“When you hear the stories of these finalists, you are going to find all of them compelling and inspiring. They’ve already all made a difference,” said Peter Kareiva, director of UCLA Institute of the Environment and Sustainability.
Kareiva made the statement in announcing six finalists for the inaugural Pritzker Emerging Environmental Genius Award, launched in July with financial support from the Anthony and Jeanne Pritzker Family Foundation.
On November 8, one of the them will get $100,000 to take their work further.
There were originally supposed to be five finalists, but a strong class of candidates led the executive committee to include an extra contestant. The winner will be chosen by a panel of judges that includes Los Angeles Mayor Eric Garcetti, philanthropists Wendy Schmidt and Nicolas Berggruen, and Kathryn Sullivan, former head of the National Oceanic and Atmospheric Administration and the first American woman to walk in space.
The Pritzker Award aims to recognize an environmental leader, under the age of 40, who is on the verge of making lasting change in the field of environmental sustainability.
The 2017 finalists are:
De Anda has spent a decade working for environmental justice and water rights. She is the daughter of immigrant parents and first in her family to attend college, where she began learning about environmental injustice. De Anda is co-founder and co-director of the Community Water Center, where she fights for the belief that “clean water is a basic human right, and should never be a privilege.”
De Anda works with Latino communities to empower leaders and facilitate gender equality. She believes solutions to individual environmental problems may be different, but the approach of learning from those affected can be applied universally.
After starting his career as a war photographer, Dennis switched paths to become a filmmaker and created Condition One, a virtual reality company. His films cover topics such as climate change and food systems, with an ultimate goal of invoking empathy and compassion in viewers.
Dennis said he hopes to inspire a new generation of storytellers to pick up virtual reality cameras and think “seven generations ahead.” By seeing and experiencing the complex problems humanity faces, he believes people can be moved to act and create social change.
Dan Hammer is co-founder of Earth Genome, which brings big data to decision makers. He is developing a technology platform to help journalists access and understand satellite imagery. He hopes people will use these technologies on a daily basis in the same way they read the news.

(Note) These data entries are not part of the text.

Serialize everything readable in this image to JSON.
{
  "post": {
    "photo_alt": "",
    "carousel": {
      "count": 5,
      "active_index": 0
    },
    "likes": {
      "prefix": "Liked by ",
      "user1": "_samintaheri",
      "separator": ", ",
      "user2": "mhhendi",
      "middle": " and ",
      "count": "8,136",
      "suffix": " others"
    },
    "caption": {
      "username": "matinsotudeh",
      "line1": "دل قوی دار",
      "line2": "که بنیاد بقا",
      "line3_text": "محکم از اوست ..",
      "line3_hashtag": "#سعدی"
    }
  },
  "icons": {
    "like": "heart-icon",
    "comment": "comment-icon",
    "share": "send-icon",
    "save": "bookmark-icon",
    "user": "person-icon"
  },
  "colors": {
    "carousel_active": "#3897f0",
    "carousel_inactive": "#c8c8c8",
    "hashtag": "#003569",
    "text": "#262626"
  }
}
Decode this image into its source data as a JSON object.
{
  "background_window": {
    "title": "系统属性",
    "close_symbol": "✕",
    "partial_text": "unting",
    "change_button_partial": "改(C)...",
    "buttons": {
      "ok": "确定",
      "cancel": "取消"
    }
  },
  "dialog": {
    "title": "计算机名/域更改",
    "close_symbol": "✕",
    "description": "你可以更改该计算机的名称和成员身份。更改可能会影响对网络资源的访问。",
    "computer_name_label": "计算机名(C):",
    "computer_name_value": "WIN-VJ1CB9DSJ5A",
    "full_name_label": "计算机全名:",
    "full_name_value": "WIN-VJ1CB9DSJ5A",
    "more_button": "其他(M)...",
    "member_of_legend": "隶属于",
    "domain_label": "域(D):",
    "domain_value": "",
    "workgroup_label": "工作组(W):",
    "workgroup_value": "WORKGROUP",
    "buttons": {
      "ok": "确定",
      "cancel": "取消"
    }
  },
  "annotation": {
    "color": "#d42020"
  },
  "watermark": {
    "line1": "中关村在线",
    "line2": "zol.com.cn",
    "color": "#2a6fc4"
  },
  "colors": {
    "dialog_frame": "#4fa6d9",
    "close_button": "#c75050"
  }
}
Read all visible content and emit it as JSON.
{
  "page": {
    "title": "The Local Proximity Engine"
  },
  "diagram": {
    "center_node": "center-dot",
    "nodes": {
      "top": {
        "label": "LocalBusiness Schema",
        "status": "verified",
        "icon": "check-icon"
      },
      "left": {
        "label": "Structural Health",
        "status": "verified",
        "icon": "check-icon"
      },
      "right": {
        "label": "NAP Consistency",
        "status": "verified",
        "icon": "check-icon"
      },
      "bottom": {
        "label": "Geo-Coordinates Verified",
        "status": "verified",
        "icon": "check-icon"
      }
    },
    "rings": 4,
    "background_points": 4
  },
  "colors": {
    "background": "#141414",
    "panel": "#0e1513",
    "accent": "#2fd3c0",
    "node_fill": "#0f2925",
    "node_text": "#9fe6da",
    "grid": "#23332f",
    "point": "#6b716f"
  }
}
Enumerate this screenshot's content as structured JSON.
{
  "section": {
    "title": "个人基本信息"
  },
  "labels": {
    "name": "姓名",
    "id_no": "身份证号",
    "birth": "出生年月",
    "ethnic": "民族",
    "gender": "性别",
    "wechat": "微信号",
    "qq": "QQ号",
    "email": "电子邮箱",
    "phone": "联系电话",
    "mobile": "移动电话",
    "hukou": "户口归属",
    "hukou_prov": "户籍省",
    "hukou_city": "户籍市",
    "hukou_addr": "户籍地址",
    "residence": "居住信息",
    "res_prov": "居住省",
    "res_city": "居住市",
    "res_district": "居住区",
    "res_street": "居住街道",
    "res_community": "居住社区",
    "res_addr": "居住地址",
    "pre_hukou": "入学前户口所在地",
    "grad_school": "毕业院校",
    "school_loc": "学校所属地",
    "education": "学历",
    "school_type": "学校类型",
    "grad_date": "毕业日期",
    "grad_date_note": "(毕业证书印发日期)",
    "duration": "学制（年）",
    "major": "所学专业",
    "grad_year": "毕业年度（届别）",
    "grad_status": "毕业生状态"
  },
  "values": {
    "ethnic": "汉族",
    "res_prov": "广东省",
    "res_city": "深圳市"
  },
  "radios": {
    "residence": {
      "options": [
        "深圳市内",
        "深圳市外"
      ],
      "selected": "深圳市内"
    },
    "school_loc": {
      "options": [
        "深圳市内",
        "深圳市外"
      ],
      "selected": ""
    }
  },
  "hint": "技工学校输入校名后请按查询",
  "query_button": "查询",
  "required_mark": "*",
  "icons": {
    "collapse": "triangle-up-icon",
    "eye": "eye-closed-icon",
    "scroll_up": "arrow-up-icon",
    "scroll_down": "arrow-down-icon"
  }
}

After seeing how open information systems changed deforestation patterns in the Amazon basin, Hammer said he has hope his platform will do the same for climate change—by allowing people to trust and understand what is happening to Earth’s surface on a daily basis.
As CEO of 33 Buckets, Huerta uses his engineering skills to empower rural communities to develop solutions to drinking water problems.
After his company completed its first project in Bangladesh, Huerta said he remembers the faces and thanks of children as they tasted their first sip of clean water. With his team, he hopes replicate that experience, empowering communities and inspiring others to make change.
Lesley Marincola began traveling the world as a young teenager, seeking to live like locals and understand different cultures. As founder and CEO of Angaza Design, she brings solar power to African communities with pay-as-you-go technology.
“We are in a position to influence the future and get these off-grid homes and off-grid businesses onto clean energy,” Marincola said. She embraces community recommendations to develop products that increase income, improve household health and reduce greenhouse gas emissions.
Katie Rowe is founder and manager of Reteti Elephant Sanctuary—the first community-owned-and-operated elephant sanctuary in all of Africa. Born in Sri Lanka and raised in Kenya, Rowe began engaging native Samburu communities in conservation efforts that benefit people and the wildlife.
“There is so much aggression and intolerance in this world, and [this project] is empowering tolerance,” said Rowe. Animals that the Samburu were once afraid of are now a focal point that they build their community around.
TOP IMAGE: Katie Rowe gets love from a baby elephant, which may eventually be released to reconnect with its herd. | Photo by Ami Vitale.